- **PROBLEM DETAILS**:
Your job is to return every line of the listing holding the string "JSON".

- **GIVEN DATA**:

——

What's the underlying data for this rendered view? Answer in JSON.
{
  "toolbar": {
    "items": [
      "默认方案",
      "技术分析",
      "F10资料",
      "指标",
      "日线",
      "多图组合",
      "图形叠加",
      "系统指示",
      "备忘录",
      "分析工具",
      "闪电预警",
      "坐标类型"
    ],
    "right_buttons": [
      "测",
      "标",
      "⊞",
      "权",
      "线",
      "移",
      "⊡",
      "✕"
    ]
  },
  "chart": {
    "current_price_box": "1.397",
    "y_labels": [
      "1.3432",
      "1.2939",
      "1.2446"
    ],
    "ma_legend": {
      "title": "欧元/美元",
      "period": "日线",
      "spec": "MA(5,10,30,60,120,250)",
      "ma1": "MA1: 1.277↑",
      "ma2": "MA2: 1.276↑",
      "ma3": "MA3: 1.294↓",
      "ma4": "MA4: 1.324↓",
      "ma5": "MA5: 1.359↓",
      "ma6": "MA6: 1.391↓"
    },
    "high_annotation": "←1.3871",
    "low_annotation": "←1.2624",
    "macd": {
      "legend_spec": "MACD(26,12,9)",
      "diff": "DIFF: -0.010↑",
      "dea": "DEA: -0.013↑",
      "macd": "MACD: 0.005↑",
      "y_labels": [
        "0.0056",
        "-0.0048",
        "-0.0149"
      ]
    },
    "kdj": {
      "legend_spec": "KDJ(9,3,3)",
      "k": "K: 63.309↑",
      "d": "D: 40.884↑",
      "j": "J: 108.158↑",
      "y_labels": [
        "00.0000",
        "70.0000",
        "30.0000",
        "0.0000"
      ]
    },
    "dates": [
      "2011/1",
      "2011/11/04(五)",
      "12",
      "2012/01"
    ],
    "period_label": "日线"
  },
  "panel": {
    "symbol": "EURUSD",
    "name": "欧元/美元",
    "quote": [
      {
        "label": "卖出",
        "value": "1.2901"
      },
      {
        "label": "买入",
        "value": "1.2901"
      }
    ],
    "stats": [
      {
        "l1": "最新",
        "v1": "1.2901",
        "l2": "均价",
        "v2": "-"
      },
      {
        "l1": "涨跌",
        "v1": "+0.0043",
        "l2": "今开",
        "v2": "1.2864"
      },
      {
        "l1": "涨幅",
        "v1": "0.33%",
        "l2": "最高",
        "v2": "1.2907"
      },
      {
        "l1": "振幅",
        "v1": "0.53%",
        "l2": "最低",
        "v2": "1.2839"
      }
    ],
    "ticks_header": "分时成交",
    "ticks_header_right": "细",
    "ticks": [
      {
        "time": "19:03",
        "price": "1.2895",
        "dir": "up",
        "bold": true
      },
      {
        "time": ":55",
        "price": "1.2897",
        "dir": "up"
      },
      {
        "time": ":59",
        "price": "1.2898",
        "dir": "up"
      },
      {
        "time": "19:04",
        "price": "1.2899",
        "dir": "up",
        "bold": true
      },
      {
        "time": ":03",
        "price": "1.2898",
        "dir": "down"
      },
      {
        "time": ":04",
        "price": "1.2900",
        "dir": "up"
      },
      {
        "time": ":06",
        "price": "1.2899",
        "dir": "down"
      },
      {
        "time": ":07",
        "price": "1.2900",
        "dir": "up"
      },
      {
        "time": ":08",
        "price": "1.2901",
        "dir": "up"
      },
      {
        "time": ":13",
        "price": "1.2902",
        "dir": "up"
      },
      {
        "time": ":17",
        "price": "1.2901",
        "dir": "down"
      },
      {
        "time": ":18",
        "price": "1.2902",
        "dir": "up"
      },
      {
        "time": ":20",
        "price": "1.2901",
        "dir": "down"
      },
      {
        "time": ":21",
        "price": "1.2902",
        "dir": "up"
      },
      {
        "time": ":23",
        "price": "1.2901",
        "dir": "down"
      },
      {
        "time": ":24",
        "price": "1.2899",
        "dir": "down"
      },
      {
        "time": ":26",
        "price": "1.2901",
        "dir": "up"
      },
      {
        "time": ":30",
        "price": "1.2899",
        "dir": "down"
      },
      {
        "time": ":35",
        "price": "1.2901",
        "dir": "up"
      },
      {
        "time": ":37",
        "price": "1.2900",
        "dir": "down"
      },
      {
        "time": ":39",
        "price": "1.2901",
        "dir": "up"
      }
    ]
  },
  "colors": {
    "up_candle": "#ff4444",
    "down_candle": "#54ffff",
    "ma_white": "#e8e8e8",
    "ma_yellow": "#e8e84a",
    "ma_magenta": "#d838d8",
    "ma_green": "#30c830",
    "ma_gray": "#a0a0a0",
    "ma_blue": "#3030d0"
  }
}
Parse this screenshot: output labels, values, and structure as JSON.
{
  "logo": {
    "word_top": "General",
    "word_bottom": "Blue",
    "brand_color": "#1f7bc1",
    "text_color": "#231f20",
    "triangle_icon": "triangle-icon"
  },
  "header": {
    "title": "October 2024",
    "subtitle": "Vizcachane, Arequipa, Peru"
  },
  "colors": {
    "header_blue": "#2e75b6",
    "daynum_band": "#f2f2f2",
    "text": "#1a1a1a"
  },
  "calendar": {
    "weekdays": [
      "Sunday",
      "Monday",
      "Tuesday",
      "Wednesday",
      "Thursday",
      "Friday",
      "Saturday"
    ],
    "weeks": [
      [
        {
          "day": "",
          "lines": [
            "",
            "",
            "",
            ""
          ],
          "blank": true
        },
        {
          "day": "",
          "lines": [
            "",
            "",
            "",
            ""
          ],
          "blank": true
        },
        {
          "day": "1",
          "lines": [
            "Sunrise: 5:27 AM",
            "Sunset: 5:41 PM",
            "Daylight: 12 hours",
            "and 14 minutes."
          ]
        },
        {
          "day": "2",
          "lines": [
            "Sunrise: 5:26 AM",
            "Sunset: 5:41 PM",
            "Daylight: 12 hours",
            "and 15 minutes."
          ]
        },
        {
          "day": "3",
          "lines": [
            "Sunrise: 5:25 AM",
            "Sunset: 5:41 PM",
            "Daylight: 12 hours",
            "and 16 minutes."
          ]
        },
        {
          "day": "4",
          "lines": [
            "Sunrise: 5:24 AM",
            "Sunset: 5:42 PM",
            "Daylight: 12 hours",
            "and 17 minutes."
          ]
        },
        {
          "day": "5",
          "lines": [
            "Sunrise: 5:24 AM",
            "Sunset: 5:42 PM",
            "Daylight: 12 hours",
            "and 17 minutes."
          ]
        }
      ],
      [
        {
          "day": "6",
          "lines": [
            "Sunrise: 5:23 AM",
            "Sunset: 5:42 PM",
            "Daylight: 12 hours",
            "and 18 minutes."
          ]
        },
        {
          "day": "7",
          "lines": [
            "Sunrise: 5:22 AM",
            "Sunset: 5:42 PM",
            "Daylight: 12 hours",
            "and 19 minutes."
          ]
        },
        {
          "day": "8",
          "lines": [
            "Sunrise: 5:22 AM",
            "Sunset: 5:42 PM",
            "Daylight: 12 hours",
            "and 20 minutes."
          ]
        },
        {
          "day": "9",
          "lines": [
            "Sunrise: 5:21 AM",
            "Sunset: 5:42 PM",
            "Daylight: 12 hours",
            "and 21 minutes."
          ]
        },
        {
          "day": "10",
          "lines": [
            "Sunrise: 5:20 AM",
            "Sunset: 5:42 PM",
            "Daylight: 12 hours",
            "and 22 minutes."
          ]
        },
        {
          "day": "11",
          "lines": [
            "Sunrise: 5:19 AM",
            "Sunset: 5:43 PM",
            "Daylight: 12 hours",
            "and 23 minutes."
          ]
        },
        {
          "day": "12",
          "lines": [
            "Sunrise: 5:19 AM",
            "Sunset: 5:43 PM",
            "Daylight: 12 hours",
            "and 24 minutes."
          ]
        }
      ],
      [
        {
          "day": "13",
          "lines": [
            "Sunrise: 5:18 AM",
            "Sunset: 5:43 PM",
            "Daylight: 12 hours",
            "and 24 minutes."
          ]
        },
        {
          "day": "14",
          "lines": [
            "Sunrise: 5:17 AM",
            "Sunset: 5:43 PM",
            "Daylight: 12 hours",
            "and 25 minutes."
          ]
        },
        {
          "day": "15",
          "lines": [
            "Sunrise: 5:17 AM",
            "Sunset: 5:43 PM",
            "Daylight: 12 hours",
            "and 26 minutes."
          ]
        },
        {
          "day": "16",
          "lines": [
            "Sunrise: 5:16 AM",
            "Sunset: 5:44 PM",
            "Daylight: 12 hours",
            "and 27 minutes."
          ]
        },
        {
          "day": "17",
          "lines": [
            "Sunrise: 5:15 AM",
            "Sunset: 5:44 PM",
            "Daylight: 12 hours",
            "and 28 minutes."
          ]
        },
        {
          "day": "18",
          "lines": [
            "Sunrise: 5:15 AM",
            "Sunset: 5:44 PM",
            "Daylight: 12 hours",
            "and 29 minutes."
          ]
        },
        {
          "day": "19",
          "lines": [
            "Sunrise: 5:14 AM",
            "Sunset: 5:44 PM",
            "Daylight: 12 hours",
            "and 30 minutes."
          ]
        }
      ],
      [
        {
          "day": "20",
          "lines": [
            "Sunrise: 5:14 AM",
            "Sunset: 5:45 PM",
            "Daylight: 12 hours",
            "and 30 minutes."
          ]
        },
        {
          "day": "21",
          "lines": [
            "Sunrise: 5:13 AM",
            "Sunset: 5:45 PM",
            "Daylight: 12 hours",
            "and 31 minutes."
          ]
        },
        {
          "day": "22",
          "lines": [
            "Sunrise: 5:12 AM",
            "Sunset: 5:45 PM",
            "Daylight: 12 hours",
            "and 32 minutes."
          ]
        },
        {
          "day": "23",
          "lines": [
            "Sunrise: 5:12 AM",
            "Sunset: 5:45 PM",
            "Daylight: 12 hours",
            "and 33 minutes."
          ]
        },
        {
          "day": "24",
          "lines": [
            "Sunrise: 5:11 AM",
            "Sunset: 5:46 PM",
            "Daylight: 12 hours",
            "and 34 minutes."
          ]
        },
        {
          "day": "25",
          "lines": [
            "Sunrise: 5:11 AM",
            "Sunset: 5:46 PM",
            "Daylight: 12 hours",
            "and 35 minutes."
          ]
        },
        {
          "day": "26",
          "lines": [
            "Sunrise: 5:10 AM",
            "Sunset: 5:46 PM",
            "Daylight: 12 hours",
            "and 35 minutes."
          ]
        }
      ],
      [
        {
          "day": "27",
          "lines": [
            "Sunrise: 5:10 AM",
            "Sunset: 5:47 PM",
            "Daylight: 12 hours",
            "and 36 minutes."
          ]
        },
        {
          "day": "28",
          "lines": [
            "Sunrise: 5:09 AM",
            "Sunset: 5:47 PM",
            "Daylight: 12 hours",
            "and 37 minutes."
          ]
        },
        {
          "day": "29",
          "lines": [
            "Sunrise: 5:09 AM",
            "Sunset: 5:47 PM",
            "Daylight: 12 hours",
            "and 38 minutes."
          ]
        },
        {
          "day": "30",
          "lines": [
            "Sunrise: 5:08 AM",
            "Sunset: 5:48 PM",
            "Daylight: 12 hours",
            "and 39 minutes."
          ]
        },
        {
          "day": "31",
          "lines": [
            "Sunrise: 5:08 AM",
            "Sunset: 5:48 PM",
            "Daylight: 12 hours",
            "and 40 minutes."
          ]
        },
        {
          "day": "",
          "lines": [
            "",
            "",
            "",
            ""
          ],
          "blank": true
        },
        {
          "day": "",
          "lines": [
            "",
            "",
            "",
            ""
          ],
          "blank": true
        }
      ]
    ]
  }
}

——

- **EXERCISE SOLUTION**:
What's the underlying data for this rendered view? Answer in JSON.
Parse this screenshot: output labels, values, and structure as JSON.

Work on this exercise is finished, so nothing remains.